Ringling Bros. elephants perform last show

Story highlights

The elephants' last show was in Rhode Island

The elephants will be moved to a conservation center in Florida

CNN —  

After decades of giant tricks and synchronized dances, the elephants at Ringling Bros. performed their final act Sunday.

The elephants’ last show was in Providence, RI, nearly two years before the pachyderms’ expected retirement.

“In March of last year, Feld Entertainment announced all of Ringling Bros. and Barnum & Bailey’s touring elephants would move to the Ringling Bros. Center for Elephant Conservation by 2018.

The animals are going to the facility a bit earlier.

When the initial retirement announcement was made in March, Ringling Bros. had 13 elephants traveling for its shows. When they are moved, 42 Asian elephants will call the Conservation Center home.

Then the parade of elephants sauntered off the stage in the exact way they had arrived, in a slow, synchronized march holding the tail of the elephant in front of them as their last show was streamed live on Facebook.
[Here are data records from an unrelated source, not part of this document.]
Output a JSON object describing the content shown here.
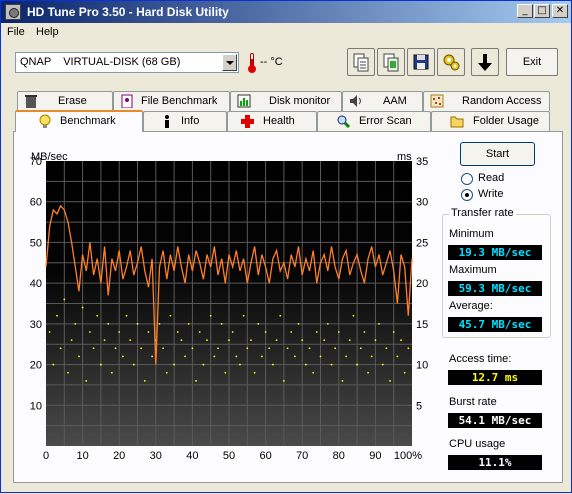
{
  "window": {
    "title": "HD Tune Pro 3.50 - Hard Disk Utility"
  },
  "menu": {
    "file": "File",
    "help": "Help"
  },
  "toolbar": {
    "drive": "QNAP    VIRTUAL-DISK (68 GB)",
    "temperature": "-- °C",
    "exit_label": "Exit",
    "buttons": [
      "copy-text-icon",
      "copy-screenshot-icon",
      "save-icon",
      "options-icon",
      "download-icon"
    ]
  },
  "tabs_top": [
    "Erase",
    "File Benchmark",
    "Disk monitor",
    "AAM",
    "Random Access"
  ],
  "tabs_bottom": [
    "Benchmark",
    "Info",
    "Health",
    "Error Scan",
    "Folder Usage"
  ],
  "active_tab": "Benchmark",
  "controls": {
    "start_label": "Start",
    "read_label": "Read",
    "write_label": "Write",
    "selected": "Write"
  },
  "transfer_rate": {
    "group_title": "Transfer rate",
    "minimum_label": "Minimum",
    "minimum_value": "19.3 MB/sec",
    "maximum_label": "Maximum",
    "maximum_value": "59.3 MB/sec",
    "average_label": "Average:",
    "average_value": "45.7 MB/sec"
  },
  "access_time": {
    "label": "Access time:",
    "value": "12.7 ms"
  },
  "burst_rate": {
    "label": "Burst rate",
    "value": "54.1 MB/sec"
  },
  "cpu_usage": {
    "label": "CPU usage",
    "value": "11.1%"
  },
  "chart_data": {
    "type": "line",
    "ylabel": "MB/sec",
    "y2label": "ms",
    "ylim": [
      0,
      70
    ],
    "y2lim": [
      0,
      35
    ],
    "xlim": [
      0,
      100
    ],
    "x_ticks": [
      "0",
      "10",
      "20",
      "30",
      "40",
      "50",
      "60",
      "70",
      "80",
      "90",
      "100%"
    ],
    "y_ticks": [
      "10",
      "20",
      "30",
      "40",
      "50",
      "60",
      "70"
    ],
    "y2_ticks": [
      "5",
      "10",
      "15",
      "20",
      "25",
      "30",
      "35"
    ],
    "grid": true,
    "series": [
      {
        "color": "#ff7f27",
        "x": [
          0,
          1,
          2,
          3,
          4,
          5,
          6,
          7,
          8,
          9,
          10,
          11,
          12,
          13,
          14,
          15,
          16,
          17,
          18,
          19,
          20,
          21,
          22,
          23,
          24,
          25,
          26,
          27,
          28,
          29,
          30,
          31,
          32,
          33,
          34,
          35,
          36,
          37,
          38,
          39,
          40,
          41,
          42,
          43,
          44,
          45,
          46,
          47,
          48,
          49,
          50,
          51,
          52,
          53,
          54,
          55,
          56,
          57,
          58,
          59,
          60,
          61,
          62,
          63,
          64,
          65,
          66,
          67,
          68,
          69,
          70,
          71,
          72,
          73,
          74,
          75,
          76,
          77,
          78,
          79,
          80,
          81,
          82,
          83,
          84,
          85,
          86,
          87,
          88,
          89,
          90,
          91,
          92,
          93,
          94,
          95,
          96,
          97,
          98,
          99,
          100
        ],
        "values": [
          44,
          54,
          58,
          57,
          59,
          58,
          55,
          50,
          44,
          38,
          47,
          43,
          50,
          42,
          46,
          40,
          49,
          37,
          46,
          43,
          48,
          41,
          44,
          48,
          42,
          45,
          49,
          43,
          39,
          46,
          20,
          44,
          48,
          41,
          47,
          43,
          49,
          44,
          40,
          47,
          43,
          48,
          45,
          41,
          47,
          44,
          49,
          42,
          46,
          40,
          47,
          44,
          48,
          43,
          46,
          40,
          45,
          49,
          42,
          47,
          44,
          40,
          46,
          48,
          43,
          45,
          41,
          47,
          44,
          49,
          42,
          46,
          43,
          48,
          40,
          45,
          47,
          43,
          49,
          44,
          41,
          46,
          48,
          42,
          45,
          47,
          43,
          40,
          46,
          49,
          44,
          47,
          42,
          45,
          48,
          43,
          35,
          47,
          44,
          32,
          46
        ]
      },
      {
        "type": "scatter",
        "color": "#ffff00",
        "x": [
          1,
          2,
          3,
          4,
          5,
          6,
          7,
          8,
          9,
          10,
          11,
          12,
          13,
          14,
          15,
          16,
          17,
          18,
          19,
          20,
          21,
          22,
          23,
          24,
          25,
          26,
          27,
          28,
          29,
          30,
          31,
          32,
          33,
          34,
          35,
          36,
          37,
          38,
          39,
          40,
          41,
          42,
          43,
          44,
          45,
          46,
          47,
          48,
          49,
          50,
          51,
          52,
          53,
          54,
          55,
          56,
          57,
          58,
          59,
          60,
          61,
          62,
          63,
          64,
          65,
          66,
          67,
          68,
          69,
          70,
          71,
          72,
          73,
          74,
          75,
          76,
          77,
          78,
          79,
          80,
          81,
          82,
          83,
          84,
          85,
          86,
          87,
          88,
          89,
          90,
          91,
          92,
          93,
          94,
          95,
          96,
          97,
          98,
          99
        ],
        "values": [
          14,
          10,
          16,
          12,
          18,
          9,
          13,
          15,
          11,
          17,
          8,
          14,
          12,
          16,
          10,
          13,
          15,
          9,
          12,
          14,
          11,
          16,
          13,
          10,
          15,
          12,
          8,
          14,
          11,
          13,
          15,
          12,
          9,
          16,
          10,
          14,
          13,
          11,
          15,
          12,
          8,
          14,
          10,
          13,
          16,
          11,
          12,
          15,
          9,
          13,
          14,
          11,
          10,
          16,
          12,
          13,
          9,
          15,
          11,
          14,
          12,
          10,
          13,
          16,
          8,
          12,
          14,
          11,
          15,
          13,
          10,
          12,
          9,
          14,
          11,
          13,
          15,
          10,
          12,
          14,
          8,
          11,
          13,
          16,
          10,
          12,
          14,
          9,
          11,
          13,
          15,
          10,
          12,
          8,
          14,
          11,
          13,
          9,
          12
        ]
      }
    ]
  }
}
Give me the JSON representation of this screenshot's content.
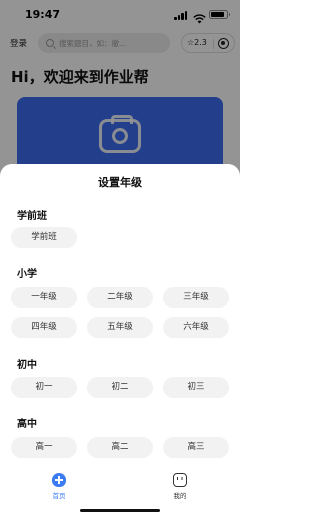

The elephants’ final exit from the circus brought back memories for people who grew up with the circus.

Outcry from animal rights groups

The retirement marked the end of an era for the elephants, which were a big part of the Ringling Bros.’ performances. For years, the elephants and their dance routines featured prominently in the shows.

But several animal rights groups repeatedly criticized, picketed and sued Ringling Bros. for their treatment of the animals.

In 2011, Feld Entertainment agreed to pay a fine of $270,000 to the U.S. Department of Agriculture for alleged violations of the Animal Welfare Act. The company did not admit wrongdoing but promised to implement new training for all personnel who handle animals.

On Sunday, animal activists, including PETA were there to protest the treatment of the animals.

Other animals

The elephants may be gone, but other animals will stay put.

Last year, Ringling Bros. said their shows “will continue to feature other extraordinary animal performers, including tigers, lions, horses, dogs and camels.”

When the initial retirement announcement was made, Ringling Bros. had 13 elephants traveling for their shows. When they are moved, 42 Asian elephants will call the conservation center home.

The Ringling Bros.’ elephant conservation center sits on 200 acres of land in rural Florida, halfway between Orlando and Sarasota.

The circus visits about 115 cities each year with a full cast of between 250 and 300 people.

CNN’s Devon Sayers, Gregory Wallace and Madison Park contributed to this report.